“Let her (or him) cook”: The thing you reverently whisper to the rest of your friend group as you watch one of your friends get into the zone and you don’t think anyone should interfere. It’s what you say when your friend decides now is the best time to explain the entire plot of Gilmore Girls, or they decide to take on the entire opposing team in pickup basketball by themselves. It’s the moment your shy friend finally asks their crush out. The phrase is essentially the moment you decide to let your friend step into a situation on their own and in their own way, as you silently support from the sidelines. (Ex: “Why is Becca talking to Mrs. Johnson after class?” “I think she’s trying to get us all extra credit. Let her cook.”)

Culture: Translated

From a very early age, kids are learning that the things they (or others) put on the internet can have a real impact on their futures. With a phone in almost everyone’s hand, everything we say, do, and feel has the potential to be metaphorically etched in stone. Foresight and discernment are important skills to develop, but at some point teenagers can end up doing the work of entire PR teams, analyzing everything they post, text, say and do to increase engagement and minimize the possibility of damage down the line.

If the stakes are high for individuals, they are even higher for institutions. College Pulse’s survey results aren’t surprising; nothing is ignored, forgotten, or nuanced in the social media age, so schools need to be sure that nothing goes viral that would undermine their status. Individual and organizational behavior is scrutinized by strangers, friends, school, work, and of course, themselves. All the world’s a stage, and the audience is recording everything.

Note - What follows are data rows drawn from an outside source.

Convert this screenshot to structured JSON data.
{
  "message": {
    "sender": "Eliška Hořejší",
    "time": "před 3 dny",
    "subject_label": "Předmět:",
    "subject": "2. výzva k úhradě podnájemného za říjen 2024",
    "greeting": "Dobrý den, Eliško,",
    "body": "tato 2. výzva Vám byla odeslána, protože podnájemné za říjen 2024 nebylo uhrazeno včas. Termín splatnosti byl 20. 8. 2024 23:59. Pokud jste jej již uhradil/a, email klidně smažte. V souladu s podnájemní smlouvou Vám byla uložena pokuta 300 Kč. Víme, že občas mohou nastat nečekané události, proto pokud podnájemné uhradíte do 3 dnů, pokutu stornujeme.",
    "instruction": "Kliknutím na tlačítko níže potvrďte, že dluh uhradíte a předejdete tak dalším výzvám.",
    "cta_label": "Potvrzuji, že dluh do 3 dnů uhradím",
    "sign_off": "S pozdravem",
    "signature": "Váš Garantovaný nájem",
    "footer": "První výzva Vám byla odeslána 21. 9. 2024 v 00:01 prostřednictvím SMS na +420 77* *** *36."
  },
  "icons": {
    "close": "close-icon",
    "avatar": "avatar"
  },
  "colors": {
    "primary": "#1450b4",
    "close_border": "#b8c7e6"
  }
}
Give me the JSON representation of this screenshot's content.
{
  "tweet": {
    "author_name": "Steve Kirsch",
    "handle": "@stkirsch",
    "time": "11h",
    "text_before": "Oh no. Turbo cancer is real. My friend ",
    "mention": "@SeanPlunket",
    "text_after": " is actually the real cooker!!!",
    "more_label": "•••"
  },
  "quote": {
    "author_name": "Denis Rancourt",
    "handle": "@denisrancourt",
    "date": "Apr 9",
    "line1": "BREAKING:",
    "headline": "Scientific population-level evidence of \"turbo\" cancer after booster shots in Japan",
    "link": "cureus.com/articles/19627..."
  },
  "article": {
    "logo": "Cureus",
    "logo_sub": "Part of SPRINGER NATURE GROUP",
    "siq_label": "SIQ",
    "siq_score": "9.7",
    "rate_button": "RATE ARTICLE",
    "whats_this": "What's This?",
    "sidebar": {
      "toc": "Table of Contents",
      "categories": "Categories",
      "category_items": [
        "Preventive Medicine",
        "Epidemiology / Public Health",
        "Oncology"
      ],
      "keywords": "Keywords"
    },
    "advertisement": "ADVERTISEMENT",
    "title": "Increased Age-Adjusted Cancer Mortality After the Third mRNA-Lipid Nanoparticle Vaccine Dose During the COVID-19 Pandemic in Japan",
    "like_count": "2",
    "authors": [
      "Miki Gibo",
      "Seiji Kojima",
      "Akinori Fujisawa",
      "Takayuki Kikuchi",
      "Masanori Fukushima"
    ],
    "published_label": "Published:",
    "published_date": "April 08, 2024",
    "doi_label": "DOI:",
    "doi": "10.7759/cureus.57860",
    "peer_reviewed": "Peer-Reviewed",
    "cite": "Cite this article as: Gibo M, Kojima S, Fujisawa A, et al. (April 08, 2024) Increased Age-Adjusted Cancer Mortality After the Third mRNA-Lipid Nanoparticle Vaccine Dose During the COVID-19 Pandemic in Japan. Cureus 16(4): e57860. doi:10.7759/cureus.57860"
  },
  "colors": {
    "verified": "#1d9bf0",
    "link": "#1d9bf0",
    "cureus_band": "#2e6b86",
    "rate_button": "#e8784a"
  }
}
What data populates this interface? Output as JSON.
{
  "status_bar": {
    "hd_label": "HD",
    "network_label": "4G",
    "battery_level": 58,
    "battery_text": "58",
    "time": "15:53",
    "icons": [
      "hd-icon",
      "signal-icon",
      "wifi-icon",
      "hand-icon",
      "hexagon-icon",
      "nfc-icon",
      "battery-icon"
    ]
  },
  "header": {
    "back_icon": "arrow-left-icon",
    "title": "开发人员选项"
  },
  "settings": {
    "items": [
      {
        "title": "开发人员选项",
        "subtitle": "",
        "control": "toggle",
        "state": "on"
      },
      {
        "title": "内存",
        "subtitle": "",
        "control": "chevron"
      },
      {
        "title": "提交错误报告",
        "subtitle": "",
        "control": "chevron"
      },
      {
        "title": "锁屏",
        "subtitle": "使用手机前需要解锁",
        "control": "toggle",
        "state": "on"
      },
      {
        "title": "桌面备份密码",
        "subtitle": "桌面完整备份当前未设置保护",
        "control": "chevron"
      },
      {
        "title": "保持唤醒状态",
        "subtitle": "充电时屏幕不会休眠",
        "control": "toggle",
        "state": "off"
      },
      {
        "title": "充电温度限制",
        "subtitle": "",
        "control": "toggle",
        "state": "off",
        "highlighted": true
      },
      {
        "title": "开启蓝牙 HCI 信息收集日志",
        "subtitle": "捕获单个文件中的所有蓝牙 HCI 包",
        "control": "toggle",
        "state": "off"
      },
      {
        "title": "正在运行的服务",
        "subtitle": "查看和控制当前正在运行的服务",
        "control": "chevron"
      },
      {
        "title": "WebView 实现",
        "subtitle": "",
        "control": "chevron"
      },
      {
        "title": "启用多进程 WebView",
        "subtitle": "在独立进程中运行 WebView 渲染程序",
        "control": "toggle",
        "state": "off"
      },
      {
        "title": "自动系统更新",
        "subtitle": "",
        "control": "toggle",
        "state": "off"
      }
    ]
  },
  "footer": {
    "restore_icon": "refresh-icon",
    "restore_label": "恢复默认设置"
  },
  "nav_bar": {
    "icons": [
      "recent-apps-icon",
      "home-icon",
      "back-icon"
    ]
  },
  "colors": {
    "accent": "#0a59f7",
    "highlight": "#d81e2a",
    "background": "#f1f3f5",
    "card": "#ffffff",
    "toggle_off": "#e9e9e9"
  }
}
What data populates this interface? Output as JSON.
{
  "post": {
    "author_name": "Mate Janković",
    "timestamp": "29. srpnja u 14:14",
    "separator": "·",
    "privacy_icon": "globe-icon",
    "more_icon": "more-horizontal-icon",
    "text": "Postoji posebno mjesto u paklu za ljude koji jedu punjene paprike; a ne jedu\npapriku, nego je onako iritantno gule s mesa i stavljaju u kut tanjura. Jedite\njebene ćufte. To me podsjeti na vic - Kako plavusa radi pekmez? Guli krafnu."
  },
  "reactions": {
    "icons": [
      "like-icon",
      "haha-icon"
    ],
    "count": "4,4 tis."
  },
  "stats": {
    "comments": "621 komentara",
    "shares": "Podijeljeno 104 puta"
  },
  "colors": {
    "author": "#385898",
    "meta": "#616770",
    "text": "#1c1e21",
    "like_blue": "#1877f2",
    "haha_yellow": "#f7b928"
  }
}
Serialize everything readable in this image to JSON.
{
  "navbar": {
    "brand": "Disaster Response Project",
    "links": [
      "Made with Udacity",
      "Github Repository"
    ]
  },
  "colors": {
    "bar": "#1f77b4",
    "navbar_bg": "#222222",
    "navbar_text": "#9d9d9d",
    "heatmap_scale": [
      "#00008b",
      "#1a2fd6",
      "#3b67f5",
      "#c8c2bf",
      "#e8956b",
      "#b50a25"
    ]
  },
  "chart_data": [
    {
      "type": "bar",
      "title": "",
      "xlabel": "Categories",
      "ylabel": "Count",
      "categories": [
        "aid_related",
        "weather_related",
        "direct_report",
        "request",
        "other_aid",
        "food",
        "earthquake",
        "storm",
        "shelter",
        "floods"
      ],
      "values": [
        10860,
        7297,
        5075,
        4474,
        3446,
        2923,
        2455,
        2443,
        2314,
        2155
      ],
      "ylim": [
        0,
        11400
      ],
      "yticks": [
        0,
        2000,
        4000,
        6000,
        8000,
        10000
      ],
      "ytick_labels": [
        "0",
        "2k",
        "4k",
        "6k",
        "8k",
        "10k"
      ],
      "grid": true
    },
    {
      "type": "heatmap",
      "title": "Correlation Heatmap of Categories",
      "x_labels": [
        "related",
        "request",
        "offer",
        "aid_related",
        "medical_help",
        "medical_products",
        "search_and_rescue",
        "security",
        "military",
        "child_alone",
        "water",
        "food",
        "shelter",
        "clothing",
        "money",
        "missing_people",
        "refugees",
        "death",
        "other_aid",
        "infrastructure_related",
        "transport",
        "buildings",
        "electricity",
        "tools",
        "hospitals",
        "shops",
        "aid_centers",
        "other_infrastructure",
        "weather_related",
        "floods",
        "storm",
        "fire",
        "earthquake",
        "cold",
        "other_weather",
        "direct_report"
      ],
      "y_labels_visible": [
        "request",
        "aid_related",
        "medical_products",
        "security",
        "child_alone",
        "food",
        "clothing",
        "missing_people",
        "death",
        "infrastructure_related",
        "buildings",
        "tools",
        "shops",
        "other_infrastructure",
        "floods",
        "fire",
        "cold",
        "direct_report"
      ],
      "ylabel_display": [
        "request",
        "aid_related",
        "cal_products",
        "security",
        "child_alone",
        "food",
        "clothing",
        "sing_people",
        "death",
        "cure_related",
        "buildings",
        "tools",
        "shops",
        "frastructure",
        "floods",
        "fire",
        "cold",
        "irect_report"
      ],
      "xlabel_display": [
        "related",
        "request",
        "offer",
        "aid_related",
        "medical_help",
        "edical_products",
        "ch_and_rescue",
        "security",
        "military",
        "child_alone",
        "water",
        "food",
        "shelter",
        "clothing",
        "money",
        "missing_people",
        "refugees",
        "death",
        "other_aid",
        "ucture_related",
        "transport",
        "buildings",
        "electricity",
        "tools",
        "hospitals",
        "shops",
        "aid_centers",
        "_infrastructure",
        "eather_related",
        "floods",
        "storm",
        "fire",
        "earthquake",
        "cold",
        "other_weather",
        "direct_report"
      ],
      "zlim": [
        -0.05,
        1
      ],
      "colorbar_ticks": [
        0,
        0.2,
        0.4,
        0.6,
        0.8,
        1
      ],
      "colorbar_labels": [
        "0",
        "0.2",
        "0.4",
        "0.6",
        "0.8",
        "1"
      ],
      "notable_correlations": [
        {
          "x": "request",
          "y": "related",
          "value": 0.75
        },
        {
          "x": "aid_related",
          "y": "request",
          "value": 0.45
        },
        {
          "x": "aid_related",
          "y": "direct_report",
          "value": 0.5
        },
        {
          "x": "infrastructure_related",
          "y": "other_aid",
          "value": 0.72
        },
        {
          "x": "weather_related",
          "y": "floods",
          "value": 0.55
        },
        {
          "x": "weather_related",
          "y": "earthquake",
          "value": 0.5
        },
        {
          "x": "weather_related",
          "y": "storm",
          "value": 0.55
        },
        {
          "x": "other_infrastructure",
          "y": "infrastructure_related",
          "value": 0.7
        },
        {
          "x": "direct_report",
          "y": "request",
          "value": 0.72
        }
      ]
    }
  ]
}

This kind of constant hyper-vigilance just isn’t sustainable, so teenagers do what they have always done when they need to let their feelings be big and blow off steam: they find ways to escape. Video games like “Starfield” that let players make choices and explore different storylines allow teens to make any decisions they want, stepping away from the consequences when they step away from the computer. Music, especially sad music, vents the enormous emotions teens feel all the time and gives them a way to metabolize those feelings into something more manageable. Unfortunately, the pressure only lets up until the song ends or the game is played out.

The call of the gospel is a permanent release from that pressure. Jesus’ offer of grace stands in direct contrast to the world we live in. He offers love that forgets what we said wrong as soon as we say it, kindness that draws us closer the less we try. Jesus pulls the spotlight off of us and our mistakes and onto his own perfect goodness. He invites us to step off the tightrope of good press and digital footprints and rest in His arms, where our big dreams and messy feelings are not only welcome, they’re wanted.

Here are some questions to open up conversation with your teens:

  • Do you ever feel pressure to do everything right? Do you think the internet makes that pressure worse?
  • What do you do when you need a break from performing? How does doing that help you feel better?
  • Do you feel safe with Jesus? Does anything ever hold you back from being honest with Him?